Therefore, it would follow that to whatever extent Neely and other cases of this court permitting judges to consider in sentencing pre- Gault juvenile adjudications where juveniles were denied the right to counsel, even to the extent of showing a pattern of conduct, they are to that extent expressly overruled by Tucker and Loper.

In the instant case, defendant's pre-sentence report consists of 18 separate entries over a period of ten years from 1955 to 1965 and, for the most part are contacts with the juvenile court rather than adjudications.

From the record, it is impossible to determine what, if any, Gault rights, particularly that of counsel, were violated in the course of these contacts.

In the case at bar, the defendant was tried, convicted and sentenced in 1972, five years after Gault and five years after right to counsel mandate was made retroactive by this court. We conclude that in the case at bar, the county court was aware that any adjudications which were contained in the report could not be considered in its sentence and this fact is manifest by the fact that at no time in the process of explaining its sentence did the trial court ever refer to defendant's juvenile or adult record, despite the fact that his adult record contained several misdemeanor convictions and that the last entry on his juvenile record was for auto theft for which he spent two years in Green Bay Reformatory.

What the trial court did consider was the gravity of the crime and defendant's involvement in it. After discussing the seriousness of the acts committed, the trial court stated:

"There is no difference from the defendant Stockwell's conduct and Scott Allen's conduct. Conduct like that isn't divisible.
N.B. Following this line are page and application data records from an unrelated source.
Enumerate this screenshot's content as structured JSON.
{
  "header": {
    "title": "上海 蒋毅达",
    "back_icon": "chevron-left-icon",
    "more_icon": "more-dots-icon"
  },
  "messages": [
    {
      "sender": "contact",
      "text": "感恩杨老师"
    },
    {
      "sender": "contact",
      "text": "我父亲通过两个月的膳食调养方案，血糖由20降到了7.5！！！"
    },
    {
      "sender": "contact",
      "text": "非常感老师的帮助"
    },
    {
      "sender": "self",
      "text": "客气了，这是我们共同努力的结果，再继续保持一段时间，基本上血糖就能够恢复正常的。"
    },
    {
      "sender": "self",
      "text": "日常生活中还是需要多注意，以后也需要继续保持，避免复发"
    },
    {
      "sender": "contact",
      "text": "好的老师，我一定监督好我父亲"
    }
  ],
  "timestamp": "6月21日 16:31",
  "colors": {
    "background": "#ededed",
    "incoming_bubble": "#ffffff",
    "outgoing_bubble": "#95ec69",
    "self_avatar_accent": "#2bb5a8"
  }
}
You have got to take the conduct in totality of the crime."

Defendant contends that his minor involvement reflects a low degree of culpability and that the trial court did not consider this in accordance with McCleary v. State (1971), 49 Wis.2d 263, 182 N.W.2d 512, where this court at page 275 stated:
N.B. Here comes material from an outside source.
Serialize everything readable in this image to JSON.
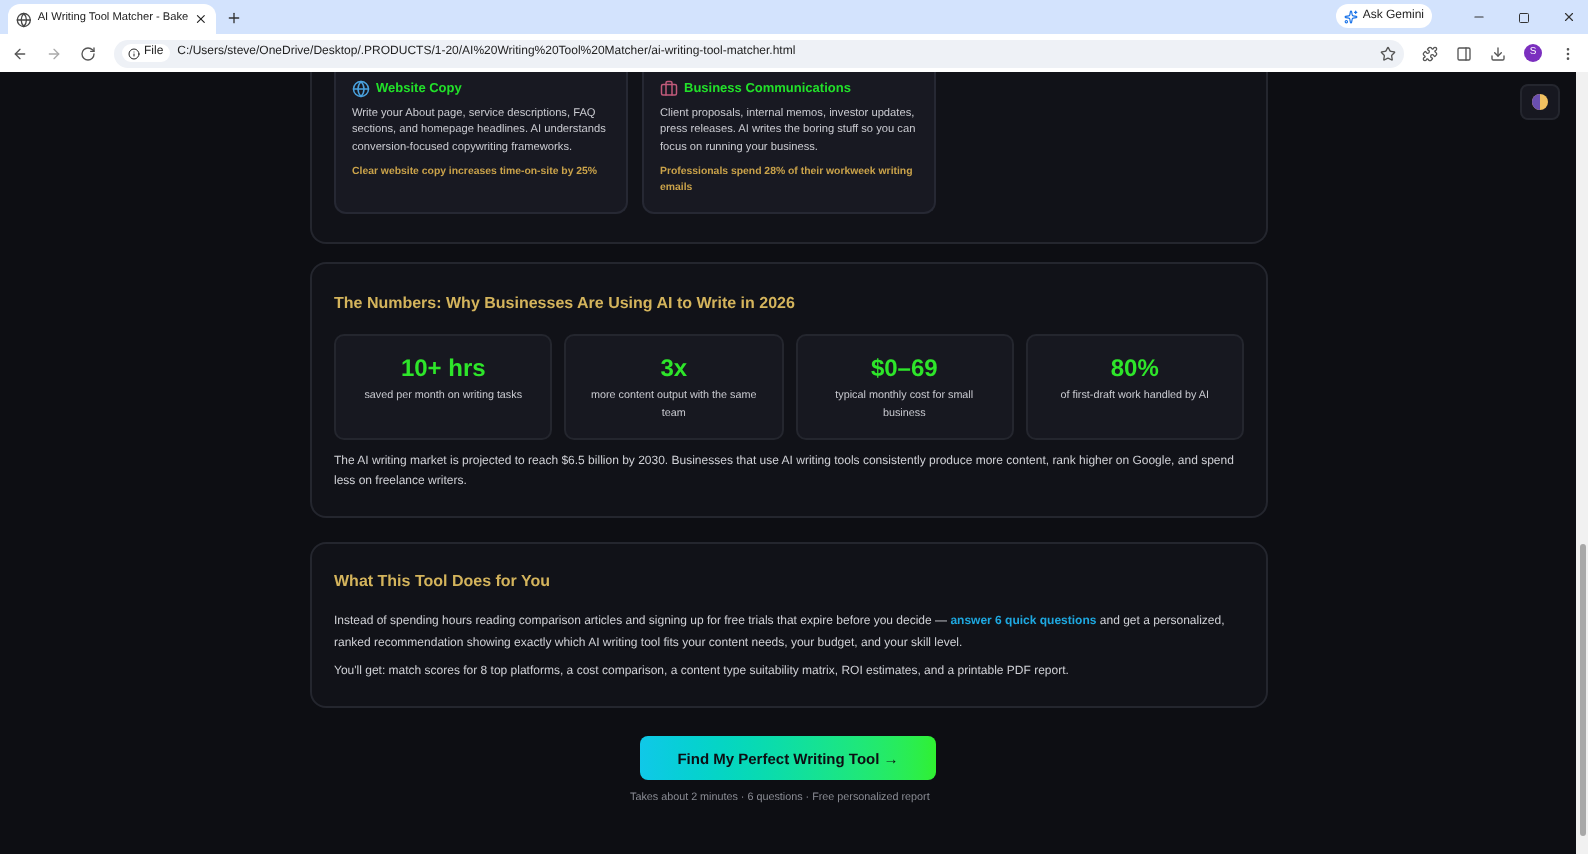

"The legislature intended that individual criminals, though guilty of the same statutory offense, were not necessarily to be treated the same but were to be sentenced according to the needs of the particular case as determined by the criminals' degree of culpability and upon the mode of rehabilitation that appears to. be of greatest efficacy." (Emphasis added.)

Although the defendant did not himself go into the tavern or fire a shot, it is evident that the jury concluded that by his initial entry into the bar "for a beer" and his subsequent statement that there was a "real winner" there, he was "casing" it for his cohorts who were to follow.
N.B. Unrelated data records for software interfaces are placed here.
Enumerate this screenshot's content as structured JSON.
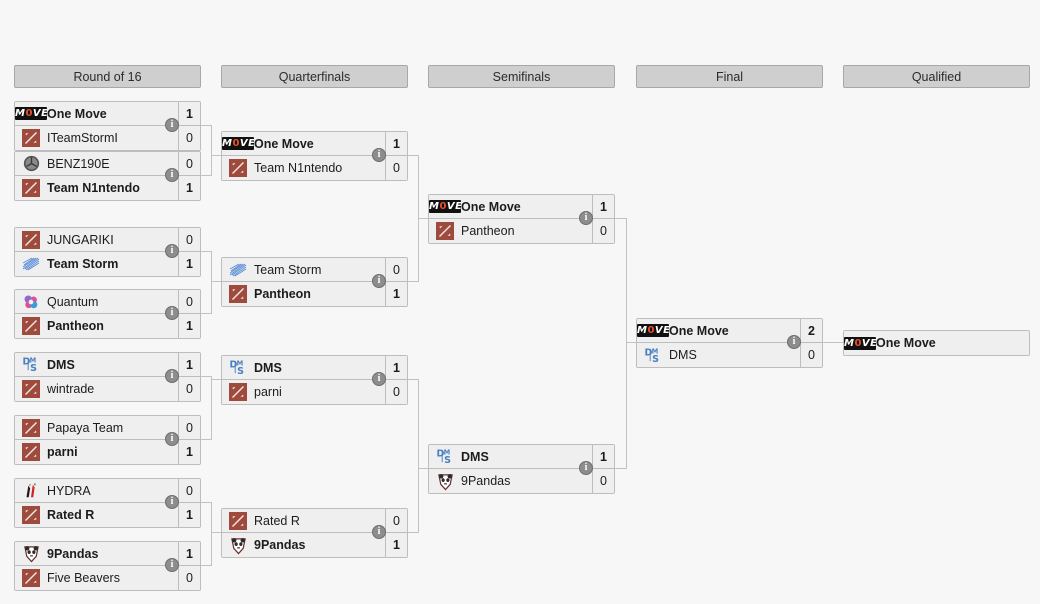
{
  "view": {
    "title": "Tournament Bracket",
    "info_badge_glyph": "i",
    "colors": {
      "header_bg": "#cfcfcf",
      "header_border": "#a8a8a8",
      "box_bg": "#efefef",
      "box_border": "#bdbdbd",
      "connector": "#c2c2c2",
      "page_bg": "#f7f7f7",
      "dota_logo_red": "#9e4a3c",
      "dms_logo_blue": "#4a7fc1",
      "move_logo_black": "#111111",
      "move_logo_orange": "#e8502a"
    }
  },
  "rounds": [
    {
      "label": "Round of 16"
    },
    {
      "label": "Quarterfinals"
    },
    {
      "label": "Semifinals"
    },
    {
      "label": "Final"
    },
    {
      "label": "Qualified"
    }
  ],
  "matches": {
    "r16": [
      {
        "id": "r16-m1",
        "top": {
          "name": "One Move",
          "score": "1",
          "winner": true,
          "logo": "one-move-logo"
        },
        "bottom": {
          "name": "ITeamStormI",
          "score": "0",
          "winner": false,
          "logo": "dota2-default-logo"
        }
      },
      {
        "id": "r16-m2",
        "top": {
          "name": "BENZ190E",
          "score": "0",
          "winner": false,
          "logo": "mercedes-star-logo"
        },
        "bottom": {
          "name": "Team N1ntendo",
          "score": "1",
          "winner": true,
          "logo": "dota2-default-logo"
        }
      },
      {
        "id": "r16-m3",
        "top": {
          "name": "JUNGARIKI",
          "score": "0",
          "winner": false,
          "logo": "dota2-default-logo"
        },
        "bottom": {
          "name": "Team Storm",
          "score": "1",
          "winner": true,
          "logo": "team-storm-logo"
        }
      },
      {
        "id": "r16-m4",
        "top": {
          "name": "Quantum",
          "score": "0",
          "winner": false,
          "logo": "quantum-logo"
        },
        "bottom": {
          "name": "Pantheon",
          "score": "1",
          "winner": true,
          "logo": "dota2-default-logo"
        }
      },
      {
        "id": "r16-m5",
        "top": {
          "name": "DMS",
          "score": "1",
          "winner": true,
          "logo": "dms-logo"
        },
        "bottom": {
          "name": "wintrade",
          "score": "0",
          "winner": false,
          "logo": "dota2-default-logo"
        }
      },
      {
        "id": "r16-m6",
        "top": {
          "name": "Papaya Team",
          "score": "0",
          "winner": false,
          "logo": "dota2-default-logo"
        },
        "bottom": {
          "name": "parni",
          "score": "1",
          "winner": true,
          "logo": "dota2-default-logo"
        }
      },
      {
        "id": "r16-m7",
        "top": {
          "name": "HYDRA",
          "score": "0",
          "winner": false,
          "logo": "hydra-logo"
        },
        "bottom": {
          "name": "Rated R",
          "score": "1",
          "winner": true,
          "logo": "dota2-default-logo"
        }
      },
      {
        "id": "r16-m8",
        "top": {
          "name": "9Pandas",
          "score": "1",
          "winner": true,
          "logo": "9pandas-logo"
        },
        "bottom": {
          "name": "Five Beavers",
          "score": "0",
          "winner": false,
          "logo": "dota2-default-logo"
        }
      }
    ],
    "qf": [
      {
        "id": "qf-m1",
        "top": {
          "name": "One Move",
          "score": "1",
          "winner": true,
          "logo": "one-move-logo"
        },
        "bottom": {
          "name": "Team N1ntendo",
          "score": "0",
          "winner": false,
          "logo": "dota2-default-logo"
        }
      },
      {
        "id": "qf-m2",
        "top": {
          "name": "Team Storm",
          "score": "0",
          "winner": false,
          "logo": "team-storm-logo"
        },
        "bottom": {
          "name": "Pantheon",
          "score": "1",
          "winner": true,
          "logo": "dota2-default-logo"
        }
      },
      {
        "id": "qf-m3",
        "top": {
          "name": "DMS",
          "score": "1",
          "winner": true,
          "logo": "dms-logo"
        },
        "bottom": {
          "name": "parni",
          "score": "0",
          "winner": false,
          "logo": "dota2-default-logo"
        }
      },
      {
        "id": "qf-m4",
        "top": {
          "name": "Rated R",
          "score": "0",
          "winner": false,
          "logo": "dota2-default-logo"
        },
        "bottom": {
          "name": "9Pandas",
          "score": "1",
          "winner": true,
          "logo": "9pandas-logo"
        }
      }
    ],
    "sf": [
      {
        "id": "sf-m1",
        "top": {
          "name": "One Move",
          "score": "1",
          "winner": true,
          "logo": "one-move-logo"
        },
        "bottom": {
          "name": "Pantheon",
          "score": "0",
          "winner": false,
          "logo": "dota2-default-logo"
        }
      },
      {
        "id": "sf-m2",
        "top": {
          "name": "DMS",
          "score": "1",
          "winner": true,
          "logo": "dms-logo"
        },
        "bottom": {
          "name": "9Pandas",
          "score": "0",
          "winner": false,
          "logo": "9pandas-logo"
        }
      }
    ],
    "final": [
      {
        "id": "final-m1",
        "top": {
          "name": "One Move",
          "score": "2",
          "winner": true,
          "logo": "one-move-logo"
        },
        "bottom": {
          "name": "DMS",
          "score": "0",
          "winner": false,
          "logo": "dms-logo"
        }
      }
    ],
    "qualified": [
      {
        "id": "qualified-m1",
        "top": {
          "name": "One Move",
          "score": "",
          "winner": true,
          "logo": "one-move-logo"
        }
      }
    ]
  },
  "logo_text": {
    "one_move_pre": "M",
    "one_move_accent": "0",
    "one_move_post": "VE"
  }
}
This court, in Carter v. State (1965), 27 Wis.2d 451, 454, 455, 134 N.W.2d 444, 136 N.W.2d 561, discussed a defendant's contention that he was guilty at most of robbery rather than armed robbery, as he played a minor role without a gun. The responsibility of one who aids and abets was pointed out by this court at page 455, citing State v. Henger (1936), 220 Wis. 410, 264 N.W. 922, wherein the court stated that although the defendant "remained in the automobile, did not wield a revolver or actively participate in the fight which resulted in the death, his guilt was no less in degree than he who shot the filling-station attendant." In this case, in imposing sentence, the trial court said that there was no difference between this defendant's conduct and that of the men who actually entered the tavern and fired the shots which could have injured the patrons and employees of the tavern.

The crime in which the defendant participated is a most serious one. It involved the masked armed robbery of fifteen patrons of the tavern. The patrons and employees were placed in fear of their lives by the discharge firearms as the robbers effected their escape.

We are satisfied that in the instant case, there is no showing of any abuse of discretion by the trial court and this case is far from the "unusual cases" in which the power to review and modify sentence should be exercised. Cheney v. State (1969), 44 Wis.2d 454, 171 N.W.2d 339, 174 N.W.2d 1.

By the Court. — Judgment affirmed.